(Items from an interface collection)
++++

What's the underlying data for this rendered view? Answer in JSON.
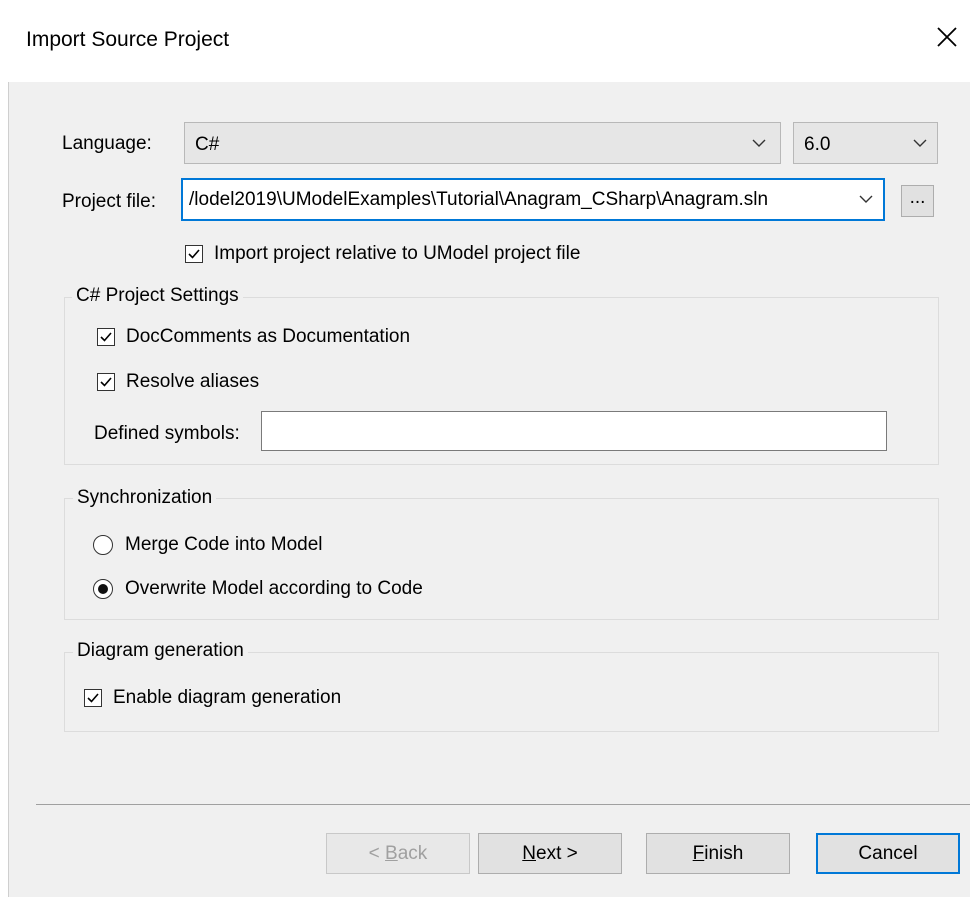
{
  "dialog": {
    "title": "Import Source Project",
    "close_icon": "close-icon"
  },
  "language": {
    "label": "Language:",
    "value": "C#",
    "version": "6.0"
  },
  "project_file": {
    "label": "Project file:",
    "value": "/lodel2019\\UModelExamples\\Tutorial\\Anagram_CSharp\\Anagram.sln",
    "browse_label": "..."
  },
  "import_relative": {
    "label": "Import project relative to UModel project file",
    "checked": true
  },
  "csharp_settings": {
    "title": "C# Project Settings",
    "doc_comments": {
      "label": "DocComments as Documentation",
      "checked": true
    },
    "resolve_aliases": {
      "label": "Resolve aliases",
      "checked": true
    },
    "defined_symbols": {
      "label": "Defined symbols:",
      "value": ""
    }
  },
  "synchronization": {
    "title": "Synchronization",
    "merge": {
      "label": "Merge Code into Model",
      "selected": false
    },
    "overwrite": {
      "label": "Overwrite Model according to Code",
      "selected": true
    }
  },
  "diagram_generation": {
    "title": "Diagram generation",
    "enable": {
      "label": "Enable diagram generation",
      "checked": true
    }
  },
  "footer": {
    "back": {
      "prefix": "< ",
      "mnemonic": "B",
      "rest": "ack",
      "enabled": false
    },
    "next": {
      "mnemonic": "N",
      "rest": "ext >"
    },
    "finish": {
      "mnemonic": "F",
      "rest": "inish"
    },
    "cancel": "Cancel"
  },
  "colors": {
    "accent": "#0078d7",
    "dialog_bg": "#f0f0f0",
    "disabled_text": "#a0a0a0"
  }
}
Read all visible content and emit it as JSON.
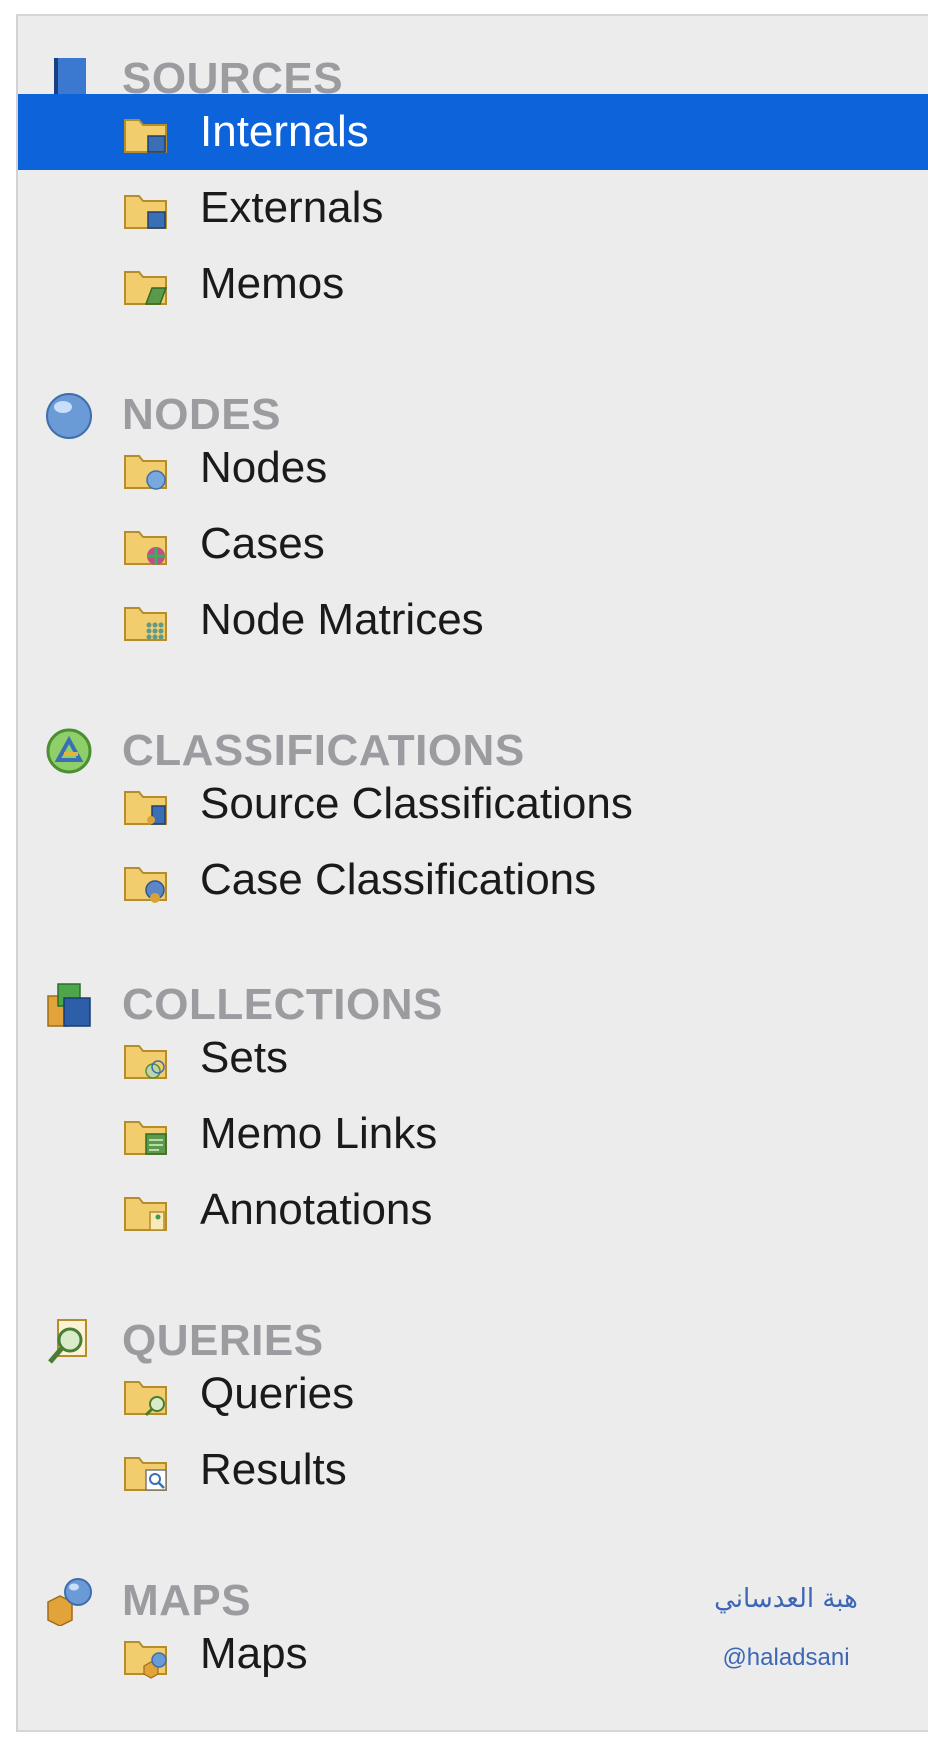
{
  "colors": {
    "selection": "#0d63d9",
    "header_text": "#9b9ba0",
    "item_text": "#1a1a1a"
  },
  "sections": [
    {
      "title": "SOURCES",
      "icon": "book-icon",
      "items": [
        {
          "label": "Internals",
          "icon": "folder-internals-icon",
          "selected": true
        },
        {
          "label": "Externals",
          "icon": "folder-externals-icon"
        },
        {
          "label": "Memos",
          "icon": "folder-memos-icon"
        }
      ]
    },
    {
      "title": "NODES",
      "icon": "sphere-icon",
      "items": [
        {
          "label": "Nodes",
          "icon": "folder-nodes-icon"
        },
        {
          "label": "Cases",
          "icon": "folder-cases-icon"
        },
        {
          "label": "Node Matrices",
          "icon": "folder-matrices-icon"
        }
      ]
    },
    {
      "title": "CLASSIFICATIONS",
      "icon": "classification-icon",
      "items": [
        {
          "label": "Source Classifications",
          "icon": "folder-source-classifications-icon"
        },
        {
          "label": "Case Classifications",
          "icon": "folder-case-classifications-icon"
        }
      ]
    },
    {
      "title": "COLLECTIONS",
      "icon": "collections-icon",
      "items": [
        {
          "label": "Sets",
          "icon": "folder-sets-icon"
        },
        {
          "label": "Memo Links",
          "icon": "folder-memo-links-icon"
        },
        {
          "label": "Annotations",
          "icon": "folder-annotations-icon"
        }
      ]
    },
    {
      "title": "QUERIES",
      "icon": "query-icon",
      "items": [
        {
          "label": "Queries",
          "icon": "folder-queries-icon"
        },
        {
          "label": "Results",
          "icon": "folder-results-icon"
        }
      ]
    },
    {
      "title": "MAPS",
      "icon": "maps-icon",
      "items": [
        {
          "label": "Maps",
          "icon": "folder-maps-icon"
        }
      ]
    }
  ],
  "watermark": {
    "arabic": "هبة العدساني",
    "handle": "@haladsani"
  }
}
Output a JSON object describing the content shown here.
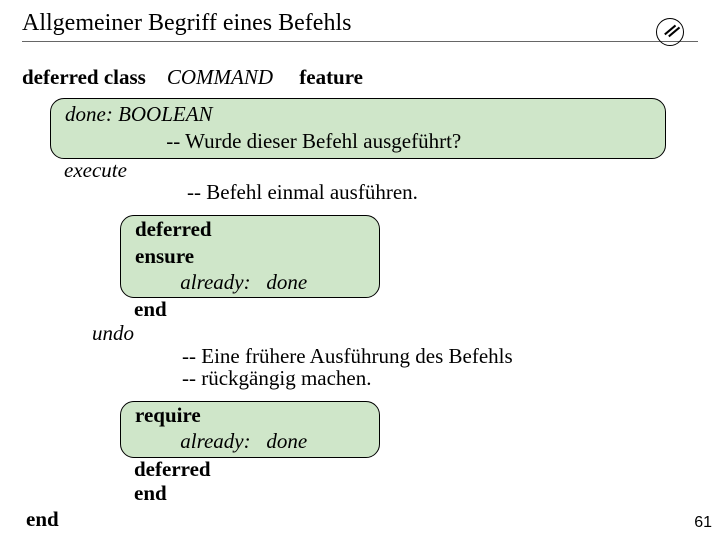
{
  "title": "Allgemeiner Begriff eines Befehls",
  "decl": {
    "deferred_class": "deferred class",
    "class_name": "COMMAND",
    "feature": "feature"
  },
  "done": {
    "text": "done: BOOLEAN",
    "comment": "-- Wurde dieser Befehl ausgeführt?"
  },
  "execute": {
    "name": "execute",
    "comment": "-- Befehl einmal ausführen."
  },
  "ensure_block": {
    "deferred": "deferred",
    "ensure": "ensure",
    "already": "already:",
    "done": "done",
    "end": "end"
  },
  "undo": {
    "name": "undo",
    "comment1": "-- Eine frühere Ausführung des Befehls",
    "comment2": "--  rückgängig machen."
  },
  "require_block": {
    "require": "require",
    "already": "already:",
    "done": "done",
    "deferred": "deferred",
    "end": "end"
  },
  "final_end": "end",
  "page_number": "61"
}
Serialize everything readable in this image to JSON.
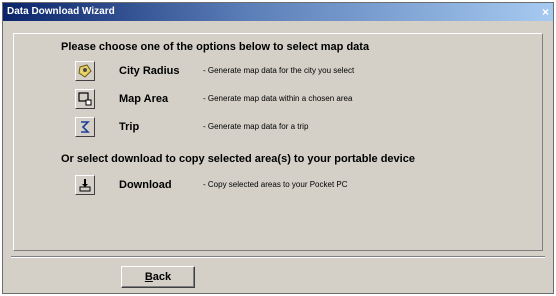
{
  "window": {
    "title": "Data Download Wizard",
    "close_glyph": "×"
  },
  "main": {
    "heading_options": "Please choose one of the options below to select map data",
    "heading_download": "Or select download to copy selected area(s) to your portable device",
    "options": [
      {
        "label": "City Radius",
        "description": "- Generate map data for the city you select",
        "icon": "city-radius-icon"
      },
      {
        "label": "Map Area",
        "description": "- Generate map data within a chosen area",
        "icon": "map-area-icon"
      },
      {
        "label": "Trip",
        "description": "- Generate map data for a trip",
        "icon": "trip-icon"
      }
    ],
    "download": {
      "label": "Download",
      "description": "- Copy selected areas to your Pocket PC",
      "icon": "download-icon"
    }
  },
  "footer": {
    "back_first_letter": "B",
    "back_rest": "ack"
  }
}
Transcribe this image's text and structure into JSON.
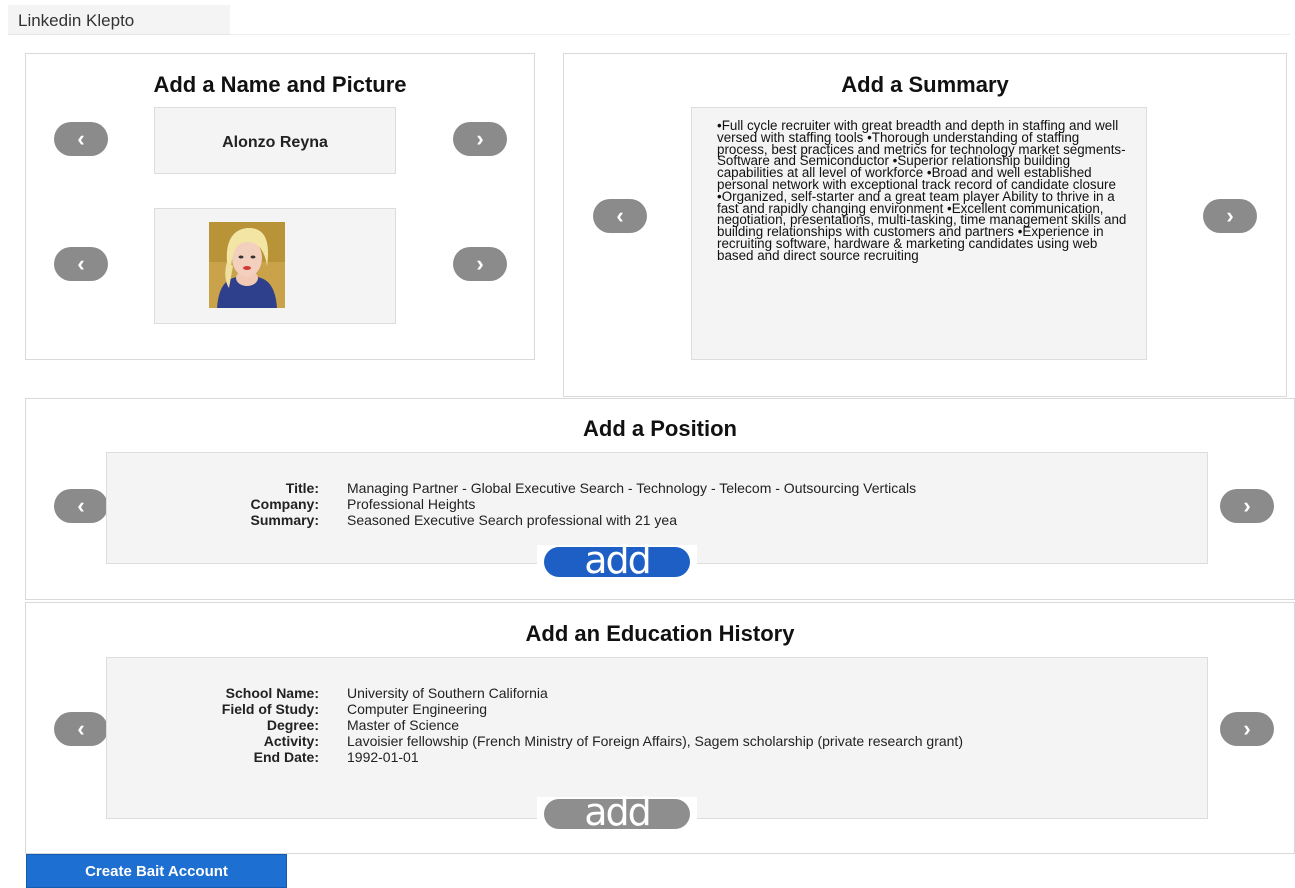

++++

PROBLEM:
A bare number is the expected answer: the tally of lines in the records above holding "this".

WRITTEN ANSWER:
3